--- Task data ---
────────────────
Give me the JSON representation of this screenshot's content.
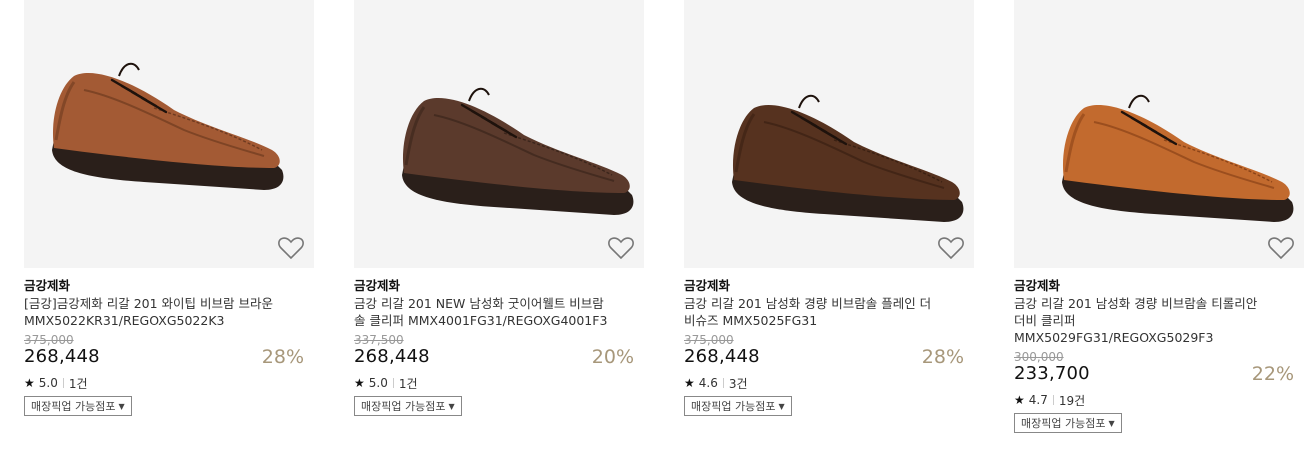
{
  "products": [
    {
      "brand": "금강제화",
      "name_line1": "[금강]금강제화 리갈 201 와이팁 비브람 브라운",
      "name_line2": "MMX5022KR31/REGOXG5022K3",
      "name_line3": "",
      "original_price": "375,000",
      "price": "268,448",
      "discount": "28%",
      "rating": "5.0",
      "reviews": "1건",
      "pickup_label": "매장픽업 가능점포",
      "shoe_color": "#a35a34",
      "shoe_dark": "#6e3a20"
    },
    {
      "brand": "금강제화",
      "name_line1": "금강 리갈 201 NEW 남성화 굿이어웰트 비브람",
      "name_line2": "솔 클리퍼 MMX4001FG31/REGOXG4001F3",
      "name_line3": "",
      "original_price": "337,500",
      "price": "268,448",
      "discount": "20%",
      "rating": "5.0",
      "reviews": "1건",
      "pickup_label": "매장픽업 가능점포",
      "shoe_color": "#5b3a2c",
      "shoe_dark": "#3a251b"
    },
    {
      "brand": "금강제화",
      "name_line1": "금강 리갈 201 남성화 경량 비브람솔 플레인 더",
      "name_line2": "비슈즈 MMX5025FG31",
      "name_line3": "",
      "original_price": "375,000",
      "price": "268,448",
      "discount": "28%",
      "rating": "4.6",
      "reviews": "3건",
      "pickup_label": "매장픽업 가능점포",
      "shoe_color": "#56321f",
      "shoe_dark": "#3a2012"
    },
    {
      "brand": "금강제화",
      "name_line1": "금강 리갈 201 남성화 경량 비브람솔 티롤리안",
      "name_line2": "더비 클리퍼",
      "name_line3": "MMX5029FG31/REGOXG5029F3",
      "original_price": "300,000",
      "price": "233,700",
      "discount": "22%",
      "rating": "4.7",
      "reviews": "19건",
      "pickup_label": "매장픽업 가능점포",
      "shoe_color": "#c26a2e",
      "shoe_dark": "#8a4318"
    }
  ]
}
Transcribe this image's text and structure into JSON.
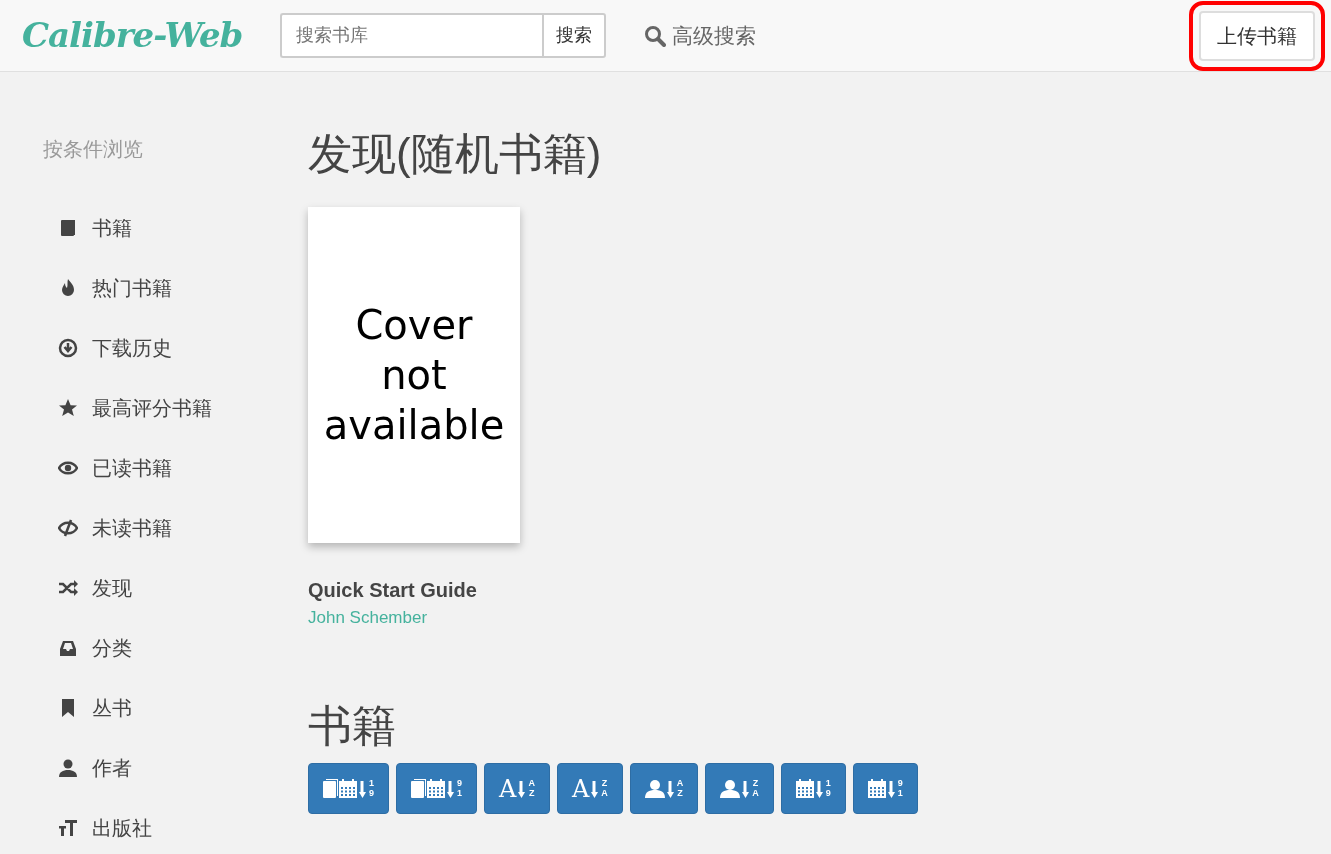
{
  "navbar": {
    "logo": "Calibre-Web",
    "search": {
      "placeholder": "搜索书库",
      "button": "搜索"
    },
    "advanced_search": "高级搜索",
    "upload_button": {
      "label": "上传书籍",
      "highlighted": true
    }
  },
  "sidebar": {
    "heading": "按条件浏览",
    "items": [
      {
        "label": "书籍",
        "kind": "book"
      },
      {
        "label": "热门书籍",
        "kind": "fire"
      },
      {
        "label": "下载历史",
        "kind": "download"
      },
      {
        "label": "最高评分书籍",
        "kind": "star"
      },
      {
        "label": "已读书籍",
        "kind": "eye"
      },
      {
        "label": "未读书籍",
        "kind": "eye-slash"
      },
      {
        "label": "发现",
        "kind": "shuffle"
      },
      {
        "label": "分类",
        "kind": "inbox"
      },
      {
        "label": "丛书",
        "kind": "bookmark"
      },
      {
        "label": "作者",
        "kind": "user"
      },
      {
        "label": "出版社",
        "kind": "text"
      }
    ]
  },
  "discover": {
    "title": "发现(随机书籍)",
    "books": [
      {
        "cover_text": "Cover not available",
        "title": "Quick Start Guide",
        "author": "John Schember"
      }
    ]
  },
  "books": {
    "title": "书籍",
    "sort_buttons": [
      {
        "kind": "book-date",
        "marks": [
          "1",
          "9"
        ]
      },
      {
        "kind": "book-date",
        "marks": [
          "9",
          "1"
        ]
      },
      {
        "kind": "letter",
        "glyph": "A",
        "marks": [
          "A",
          "Z"
        ]
      },
      {
        "kind": "letter",
        "glyph": "A",
        "marks": [
          "Z",
          "A"
        ]
      },
      {
        "kind": "user",
        "marks": [
          "A",
          "Z"
        ]
      },
      {
        "kind": "user",
        "marks": [
          "Z",
          "A"
        ]
      },
      {
        "kind": "date",
        "marks": [
          "1",
          "9"
        ]
      },
      {
        "kind": "date",
        "marks": [
          "9",
          "1"
        ]
      }
    ]
  }
}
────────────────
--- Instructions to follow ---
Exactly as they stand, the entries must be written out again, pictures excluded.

--- Finished task ---
Give me the JSON representation of this screenshot's content.
{
  "products": [
    {
      "brand": "금강제화",
      "name_line1": "[금강]금강제화 리갈 201 와이팁 비브람 브라운",
      "name_line2": "MMX5022KR31/REGOXG5022K3",
      "name_line3": "",
      "original_price": "375,000",
      "price": "268,448",
      "discount": "28%",
      "rating": "5.0",
      "reviews": "1건",
      "pickup_label": "매장픽업 가능점포",
      "shoe_color": "#a35a34",
      "shoe_dark": "#6e3a20"
    },
    {
      "brand": "금강제화",
      "name_line1": "금강 리갈 201 NEW 남성화 굿이어웰트 비브람",
      "name_line2": "솔 클리퍼 MMX4001FG31/REGOXG4001F3",
      "name_line3": "",
      "original_price": "337,500",
      "price": "268,448",
      "discount": "20%",
      "rating": "5.0",
      "reviews": "1건",
      "pickup_label": "매장픽업 가능점포",
      "shoe_color": "#5b3a2c",
      "shoe_dark": "#3a251b"
    },
    {
      "brand": "금강제화",
      "name_line1": "금강 리갈 201 남성화 경량 비브람솔 플레인 더",
      "name_line2": "비슈즈 MMX5025FG31",
      "name_line3": "",
      "original_price": "375,000",
      "price": "268,448",
      "discount": "28%",
      "rating": "4.6",
      "reviews": "3건",
      "pickup_label": "매장픽업 가능점포",
      "shoe_color": "#56321f",
      "shoe_dark": "#3a2012"
    },
    {
      "brand": "금강제화",
      "name_line1": "금강 리갈 201 남성화 경량 비브람솔 티롤리안",
      "name_line2": "더비 클리퍼",
      "name_line3": "MMX5029FG31/REGOXG5029F3",
      "original_price": "300,000",
      "price": "233,700",
      "discount": "22%",
      "rating": "4.7",
      "reviews": "19건",
      "pickup_label": "매장픽업 가능점포",
      "shoe_color": "#c26a2e",
      "shoe_dark": "#8a4318"
    }
  ]
}
Transcribe this image's text and structure into JSON.
{
  "navbar": {
    "logo": "Calibre-Web",
    "search": {
      "placeholder": "搜索书库",
      "button": "搜索"
    },
    "advanced_search": "高级搜索",
    "upload_button": {
      "label": "上传书籍",
      "highlighted": true
    }
  },
  "sidebar": {
    "heading": "按条件浏览",
    "items": [
      {
        "label": "书籍",
        "kind": "book"
      },
      {
        "label": "热门书籍",
        "kind": "fire"
      },
      {
        "label": "下载历史",
        "kind": "download"
      },
      {
        "label": "最高评分书籍",
        "kind": "star"
      },
      {
        "label": "已读书籍",
        "kind": "eye"
      },
      {
        "label": "未读书籍",
        "kind": "eye-slash"
      },
      {
        "label": "发现",
        "kind": "shuffle"
      },
      {
        "label": "分类",
        "kind": "inbox"
      },
      {
        "label": "丛书",
        "kind": "bookmark"
      },
      {
        "label": "作者",
        "kind": "user"
      },
      {
        "label": "出版社",
        "kind": "text"
      }
    ]
  },
  "discover": {
    "title": "发现(随机书籍)",
    "books": [
      {
        "cover_text": "Cover not available",
        "title": "Quick Start Guide",
        "author": "John Schember"
      }
    ]
  },
  "books": {
    "title": "书籍",
    "sort_buttons": [
      {
        "kind": "book-date",
        "marks": [
          "1",
          "9"
        ]
      },
      {
        "kind": "book-date",
        "marks": [
          "9",
          "1"
        ]
      },
      {
        "kind": "letter",
        "glyph": "A",
        "marks": [
          "A",
          "Z"
        ]
      },
      {
        "kind": "letter",
        "glyph": "A",
        "marks": [
          "Z",
          "A"
        ]
      },
      {
        "kind": "user",
        "marks": [
          "A",
          "Z"
        ]
      },
      {
        "kind": "user",
        "marks": [
          "Z",
          "A"
        ]
      },
      {
        "kind": "date",
        "marks": [
          "1",
          "9"
        ]
      },
      {
        "kind": "date",
        "marks": [
          "9",
          "1"
        ]
      }
    ]
  }
}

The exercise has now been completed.